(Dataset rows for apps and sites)
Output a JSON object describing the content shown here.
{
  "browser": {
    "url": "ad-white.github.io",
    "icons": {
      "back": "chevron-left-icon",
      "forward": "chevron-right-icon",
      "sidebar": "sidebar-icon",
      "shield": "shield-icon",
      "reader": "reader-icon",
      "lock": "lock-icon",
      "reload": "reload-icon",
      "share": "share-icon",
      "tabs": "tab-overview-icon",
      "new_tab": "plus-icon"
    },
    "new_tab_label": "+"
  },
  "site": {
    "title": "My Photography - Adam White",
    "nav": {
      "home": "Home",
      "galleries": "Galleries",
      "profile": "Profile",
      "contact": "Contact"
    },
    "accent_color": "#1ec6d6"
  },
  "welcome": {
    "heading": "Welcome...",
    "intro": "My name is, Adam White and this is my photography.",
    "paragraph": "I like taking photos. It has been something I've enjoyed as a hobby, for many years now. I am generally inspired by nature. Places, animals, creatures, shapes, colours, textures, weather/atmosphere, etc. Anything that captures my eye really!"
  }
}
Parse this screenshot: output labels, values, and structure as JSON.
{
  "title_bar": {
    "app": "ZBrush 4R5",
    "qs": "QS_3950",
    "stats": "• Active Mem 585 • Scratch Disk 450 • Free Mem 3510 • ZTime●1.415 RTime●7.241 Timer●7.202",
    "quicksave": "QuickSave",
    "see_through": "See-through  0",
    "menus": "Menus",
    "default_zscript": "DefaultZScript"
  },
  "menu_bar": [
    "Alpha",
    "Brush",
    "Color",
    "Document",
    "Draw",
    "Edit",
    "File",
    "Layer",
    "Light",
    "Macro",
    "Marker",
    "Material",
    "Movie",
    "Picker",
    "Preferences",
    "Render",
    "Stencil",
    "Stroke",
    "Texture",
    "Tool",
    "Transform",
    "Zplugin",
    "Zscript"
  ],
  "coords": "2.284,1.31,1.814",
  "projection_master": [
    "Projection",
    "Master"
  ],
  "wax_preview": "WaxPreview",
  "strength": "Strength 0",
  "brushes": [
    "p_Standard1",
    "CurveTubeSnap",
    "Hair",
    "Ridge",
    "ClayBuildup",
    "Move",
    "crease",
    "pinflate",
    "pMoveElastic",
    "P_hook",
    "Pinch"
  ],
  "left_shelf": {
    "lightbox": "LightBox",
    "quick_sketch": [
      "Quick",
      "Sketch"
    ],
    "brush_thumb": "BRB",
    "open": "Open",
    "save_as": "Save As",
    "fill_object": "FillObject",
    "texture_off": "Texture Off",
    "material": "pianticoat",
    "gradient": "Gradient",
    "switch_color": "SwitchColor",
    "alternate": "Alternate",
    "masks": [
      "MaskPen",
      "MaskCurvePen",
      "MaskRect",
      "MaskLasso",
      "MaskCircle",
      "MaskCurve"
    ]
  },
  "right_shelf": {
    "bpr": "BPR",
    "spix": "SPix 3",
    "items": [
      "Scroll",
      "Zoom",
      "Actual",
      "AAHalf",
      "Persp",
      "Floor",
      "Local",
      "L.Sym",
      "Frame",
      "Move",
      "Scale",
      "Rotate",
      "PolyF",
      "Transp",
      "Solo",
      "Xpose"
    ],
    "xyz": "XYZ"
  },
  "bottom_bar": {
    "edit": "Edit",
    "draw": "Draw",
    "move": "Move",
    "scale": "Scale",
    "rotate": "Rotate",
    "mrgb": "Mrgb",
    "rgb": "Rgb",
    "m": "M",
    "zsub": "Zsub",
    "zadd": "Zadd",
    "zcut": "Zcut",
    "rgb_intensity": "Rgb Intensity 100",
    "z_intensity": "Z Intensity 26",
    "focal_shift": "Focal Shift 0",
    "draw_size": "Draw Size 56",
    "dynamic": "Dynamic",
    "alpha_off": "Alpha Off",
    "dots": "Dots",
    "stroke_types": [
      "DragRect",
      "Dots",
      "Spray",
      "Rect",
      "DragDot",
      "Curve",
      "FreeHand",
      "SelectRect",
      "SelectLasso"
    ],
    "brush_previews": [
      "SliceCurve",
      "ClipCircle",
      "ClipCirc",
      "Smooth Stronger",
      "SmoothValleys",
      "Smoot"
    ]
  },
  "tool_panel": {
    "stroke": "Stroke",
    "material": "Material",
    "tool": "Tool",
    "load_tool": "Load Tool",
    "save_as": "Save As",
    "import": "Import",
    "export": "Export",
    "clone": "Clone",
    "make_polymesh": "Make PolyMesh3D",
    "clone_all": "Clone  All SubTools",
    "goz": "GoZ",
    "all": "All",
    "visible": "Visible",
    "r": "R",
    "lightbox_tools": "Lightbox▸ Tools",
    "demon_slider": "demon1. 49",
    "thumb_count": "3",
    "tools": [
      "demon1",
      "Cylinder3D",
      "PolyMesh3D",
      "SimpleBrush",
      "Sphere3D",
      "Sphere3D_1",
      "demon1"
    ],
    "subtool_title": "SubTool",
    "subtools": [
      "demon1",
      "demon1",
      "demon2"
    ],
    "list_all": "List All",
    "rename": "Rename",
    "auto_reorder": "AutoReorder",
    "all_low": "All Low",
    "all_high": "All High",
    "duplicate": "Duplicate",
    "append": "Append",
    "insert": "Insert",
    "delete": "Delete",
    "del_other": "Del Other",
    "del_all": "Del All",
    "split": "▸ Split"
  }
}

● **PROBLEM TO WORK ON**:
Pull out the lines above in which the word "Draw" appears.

● **SOLVED EXERCISE**:
    "Draw",
    "draw": "Draw",
    "draw_size": "Draw Size 56",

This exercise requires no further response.